Yes. In early 2012, shortly after my first daughter was born, I hired a coach. I has been in business for 3 ½ years and felt like I was sitting on a huge untapped well of abundance. I was making a decent income, but not enough to justify the time away from my daughter.
I hired a coach and he was able to help me tweak my offers. He also helped me see that I needed to repeat some of my more profitable offers again and again to meet my revenue goals. I came close to doubling my income the year after my daughter was born. And then doubled it again the following year. And this was after cutting my work week down from about 50 hours / week to about 25 hours / week.
If you could give a new freelance worker/entrepreneur one piece of advice, what would it be?
Give yourself permission to focus on the revenue. We can create all kinds of stories about what we should be doing and what we need to be doing. The most important question to ask yourself, especially in the beginning, is what do I need to do to actually make money from this? Because if you don’t find the answer to that question, your time as a freelancer or entrepreneur will get cut short.
Focusing on the money is not going to make you a greedy, selfish person.

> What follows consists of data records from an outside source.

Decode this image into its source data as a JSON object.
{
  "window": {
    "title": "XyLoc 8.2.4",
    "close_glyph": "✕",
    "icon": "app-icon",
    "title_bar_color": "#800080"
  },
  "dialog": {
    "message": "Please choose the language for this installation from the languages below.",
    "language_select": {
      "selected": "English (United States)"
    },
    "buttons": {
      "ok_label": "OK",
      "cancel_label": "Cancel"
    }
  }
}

It’s going to make you the owner of a profitable business, and give you the freedom and flexibility to show up in new ways. For me, owning a profitable business with a lot of passive income freed up time and energy for me to help mom entrepreneurs. I could never have done this work if I didn’t first focus on the money.
If you could do one thing differently in your career, what would it be?
I would have hired a coach sooner to help me find those revenue-generating activities sooner, so I could have experienced a truly profitable business sooner.
What’s your favorite kind of work? Why?
Writing. I love putting words on paper. And I love the timelessness of writing. Once you write and publish, your words have a life of their own. They help others now and in the future. It’s my way of leaving a legacy and making my impact on the world.
What does your work space/office look like?
Like this, except those windows are typically open. I have a garden-level office and we live in the foothills. It’s not uncommon for me to see deer right outside those windows.
What does your work day look like?
With each new school year, my work week and days have shifted. My current schedule allows me to work full days on Tuesdays, Wednesdays, and Thursdays. On those days I do creative work in the mornings. Then I go for a run mid-morning. I often will return to my desk and do a quick piece of writing. Then shower and prepare lunch.
In the afternoon I schedule calls and plan in tasks that don’t require as much creative energy, like reviewing copy, researching tools, responding to emails, etc.
What’s your go-to snack when you need one?
Apple and peanut butter
Is there anything else you’d like to add?
If you’d like to learn more about creating a financially-freeing online business, I offer a complimentary guide: 10 Steps to Building Passive Income with Digital Products.
(I also strongly caution against believing some of the hype around digital products. This model is not easy. I do not give you a 90 day plan to 10K months. Building consistent passive income takes a lot of work and strategy and patience. But the results are worth it.)
Thank you so much for appearing on my blog. Have a blessed day!